- Required action
Where an entry contains an image, skip the image and print the rest exactly.
======== Provided information ========
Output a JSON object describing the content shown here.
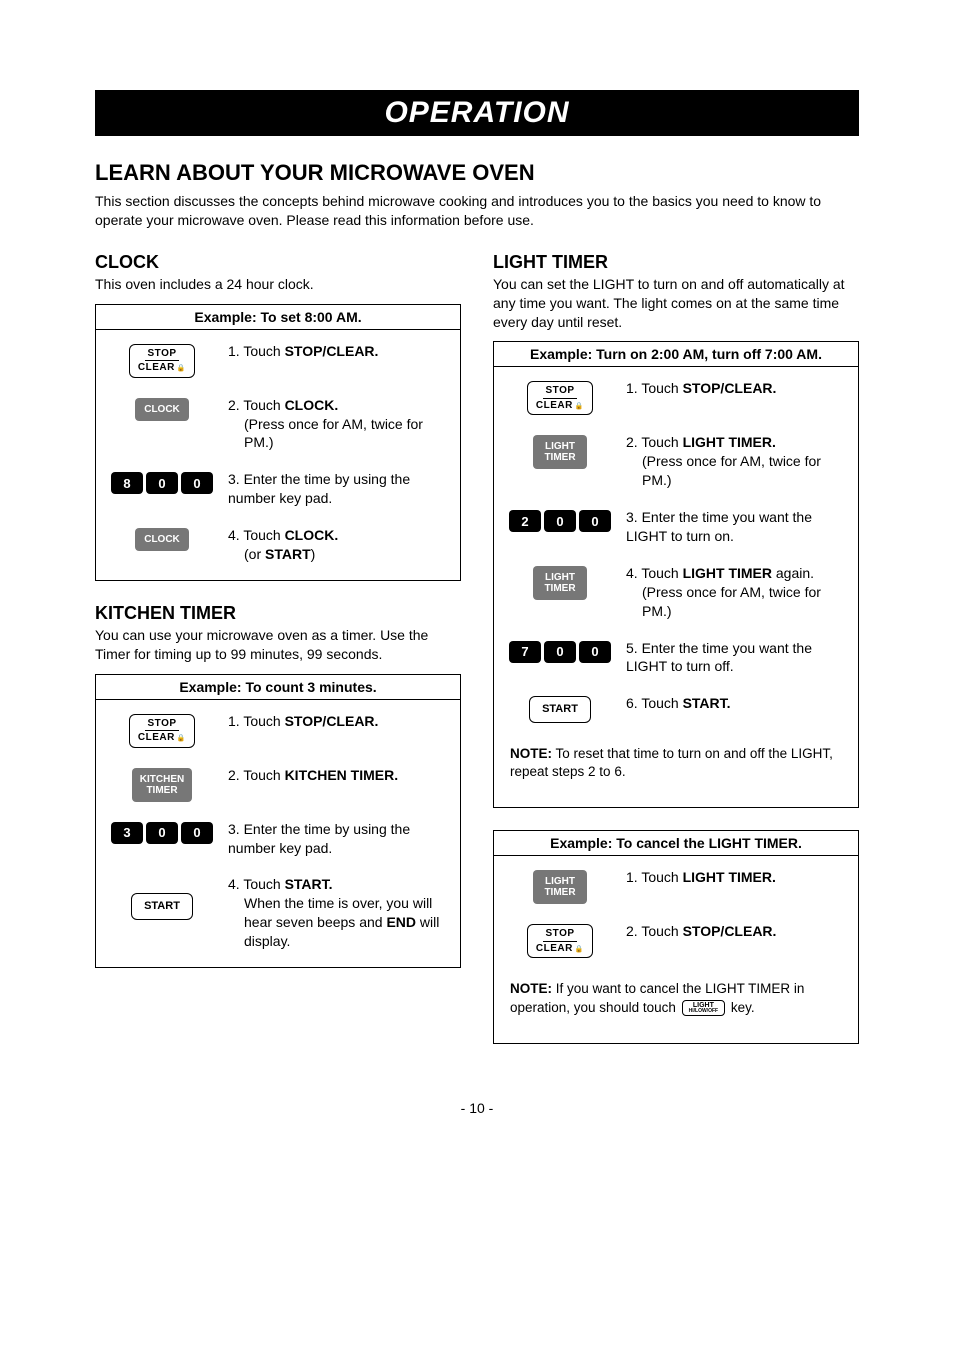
{
  "banner": "OPERATION",
  "mainHeading": "LEARN ABOUT YOUR MICROWAVE OVEN",
  "intro": "This section discusses the concepts behind microwave cooking and introduces you to the basics you need to know to operate your microwave oven. Please read this information before use.",
  "clock": {
    "heading": "CLOCK",
    "desc": "This oven includes a 24 hour clock.",
    "exampleTitle": "Example: To set 8:00 AM.",
    "steps": {
      "s1_pre": "1. Touch ",
      "s1_b": "STOP/CLEAR.",
      "s2_pre": "2. Touch ",
      "s2_b": "CLOCK.",
      "s2_sub": "(Press once for AM, twice for PM.)",
      "s3": "3. Enter the time by using the number key pad.",
      "s4_pre": "4. Touch ",
      "s4_b": "CLOCK.",
      "s4_sub_pre": "(or ",
      "s4_sub_b": "START",
      "s4_sub_post": ")"
    },
    "btn": {
      "stop1": "STOP",
      "stop2": "CLEAR",
      "clock": "CLOCK",
      "k8": "8",
      "k0a": "0",
      "k0b": "0"
    }
  },
  "kitchen": {
    "heading": "KITCHEN TIMER",
    "desc": "You can use your microwave oven as a timer. Use the Timer for timing up to 99 minutes, 99 seconds.",
    "exampleTitle": "Example: To count 3 minutes.",
    "steps": {
      "s1_pre": "1. Touch ",
      "s1_b": "STOP/CLEAR.",
      "s2_pre": "2. Touch ",
      "s2_b": "KITCHEN TIMER.",
      "s3": "3. Enter the time by using the number key pad.",
      "s4_pre": "4. Touch ",
      "s4_b": "START.",
      "s4_sub1": "When the time is over, you will hear seven beeps and ",
      "s4_sub_b": "END",
      "s4_sub2": " will display."
    },
    "btn": {
      "stop1": "STOP",
      "stop2": "CLEAR",
      "kt1": "KITCHEN",
      "kt2": "TIMER",
      "k3": "3",
      "k0a": "0",
      "k0b": "0",
      "start": "START"
    }
  },
  "light": {
    "heading": "LIGHT TIMER",
    "desc": "You can set the LIGHT to turn on and off automatically at any time you want. The light comes on at the same time every day until reset.",
    "exampleTitle": "Example: Turn on 2:00 AM, turn off 7:00 AM.",
    "steps": {
      "s1_pre": "1. Touch ",
      "s1_b": "STOP/CLEAR.",
      "s2_pre": "2. Touch ",
      "s2_b": "LIGHT TIMER.",
      "s2_sub": "(Press once for AM, twice for  PM.)",
      "s3": "3. Enter the time you want the LIGHT to turn on.",
      "s4_pre": "4. Touch ",
      "s4_b": "LIGHT TIMER",
      "s4_post": " again.",
      "s4_sub": "(Press once for AM, twice for PM.)",
      "s5": "5. Enter the time you want the LIGHT to turn off.",
      "s6_pre": "6. Touch ",
      "s6_b": "START."
    },
    "note_b": "NOTE:",
    "note": " To reset that time to turn on and off the LIGHT, repeat steps 2 to 6.",
    "btn": {
      "stop1": "STOP",
      "stop2": "CLEAR",
      "lt1": "LIGHT",
      "lt2": "TIMER",
      "k2": "2",
      "k0a": "0",
      "k0b": "0",
      "k7": "7",
      "k0c": "0",
      "k0d": "0",
      "start": "START"
    }
  },
  "cancel": {
    "exampleTitle": "Example: To cancel the LIGHT TIMER.",
    "steps": {
      "s1_pre": "1. Touch ",
      "s1_b": "LIGHT TIMER.",
      "s2_pre": "2. Touch ",
      "s2_b": "STOP/CLEAR."
    },
    "note_b": "NOTE:",
    "note1": " If you want to cancel the LIGHT TIMER in operation, you should touch ",
    "note2": " key.",
    "btn": {
      "lt1": "LIGHT",
      "lt2": "TIMER",
      "stop1": "STOP",
      "stop2": "CLEAR",
      "ik1": "LIGHT",
      "ik2": "HI/LOW/OFF"
    }
  },
  "pageNum": "- 10 -"
}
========
- Exercise output
Output a JSON object describing the content shown here.
{
  "banner": "OPERATION",
  "mainHeading": "LEARN ABOUT YOUR MICROWAVE OVEN",
  "intro": "This section discusses the concepts behind microwave cooking and introduces you to the basics you need to know to operate your microwave oven. Please read this information before use.",
  "clock": {
    "heading": "CLOCK",
    "desc": "This oven includes a 24 hour clock.",
    "exampleTitle": "Example: To set 8:00 AM.",
    "steps": {
      "s1_pre": "1. Touch ",
      "s1_b": "STOP/CLEAR.",
      "s2_pre": "2. Touch ",
      "s2_b": "CLOCK.",
      "s2_sub": "(Press once for AM, twice for PM.)",
      "s3": "3. Enter the time by using the number key pad.",
      "s4_pre": "4. Touch ",
      "s4_b": "CLOCK.",
      "s4_sub_pre": "(or ",
      "s4_sub_b": "START",
      "s4_sub_post": ")"
    },
    "btn": {
      "stop1": "STOP",
      "stop2": "CLEAR",
      "clock": "CLOCK",
      "k8": "8",
      "k0a": "0",
      "k0b": "0"
    }
  },
  "kitchen": {
    "heading": "KITCHEN TIMER",
    "desc": "You can use your microwave oven as a timer. Use the Timer for timing up to 99 minutes, 99 seconds.",
    "exampleTitle": "Example: To count 3 minutes.",
    "steps": {
      "s1_pre": "1. Touch ",
      "s1_b": "STOP/CLEAR.",
      "s2_pre": "2. Touch ",
      "s2_b": "KITCHEN TIMER.",
      "s3": "3. Enter the time by using the number key pad.",
      "s4_pre": "4. Touch ",
      "s4_b": "START.",
      "s4_sub1": "When the time is over, you will hear seven beeps and ",
      "s4_sub_b": "END",
      "s4_sub2": " will display."
    },
    "btn": {
      "stop1": "STOP",
      "stop2": "CLEAR",
      "kt1": "KITCHEN",
      "kt2": "TIMER",
      "k3": "3",
      "k0a": "0",
      "k0b": "0",
      "start": "START"
    }
  },
  "light": {
    "heading": "LIGHT TIMER",
    "desc": "You can set the LIGHT to turn on and off automatically at any time you want. The light comes on at the same time every day until reset.",
    "exampleTitle": "Example: Turn on 2:00 AM, turn off 7:00 AM.",
    "steps": {
      "s1_pre": "1. Touch ",
      "s1_b": "STOP/CLEAR.",
      "s2_pre": "2. Touch ",
      "s2_b": "LIGHT TIMER.",
      "s2_sub": "(Press once for AM, twice for  PM.)",
      "s3": "3. Enter the time you want the LIGHT to turn on.",
      "s4_pre": "4. Touch ",
      "s4_b": "LIGHT TIMER",
      "s4_post": " again.",
      "s4_sub": "(Press once for AM, twice for PM.)",
      "s5": "5. Enter the time you want the LIGHT to turn off.",
      "s6_pre": "6. Touch ",
      "s6_b": "START."
    },
    "note_b": "NOTE:",
    "note": " To reset that time to turn on and off the LIGHT, repeat steps 2 to 6.",
    "btn": {
      "stop1": "STOP",
      "stop2": "CLEAR",
      "lt1": "LIGHT",
      "lt2": "TIMER",
      "k2": "2",
      "k0a": "0",
      "k0b": "0",
      "k7": "7",
      "k0c": "0",
      "k0d": "0",
      "start": "START"
    }
  },
  "cancel": {
    "exampleTitle": "Example: To cancel the LIGHT TIMER.",
    "steps": {
      "s1_pre": "1. Touch ",
      "s1_b": "LIGHT TIMER.",
      "s2_pre": "2. Touch ",
      "s2_b": "STOP/CLEAR."
    },
    "note_b": "NOTE:",
    "note1": " If you want to cancel the LIGHT TIMER in operation, you should touch ",
    "note2": " key.",
    "btn": {
      "lt1": "LIGHT",
      "lt2": "TIMER",
      "stop1": "STOP",
      "stop2": "CLEAR",
      "ik1": "LIGHT",
      "ik2": "HI/LOW/OFF"
    }
  },
  "pageNum": "- 10 -"
}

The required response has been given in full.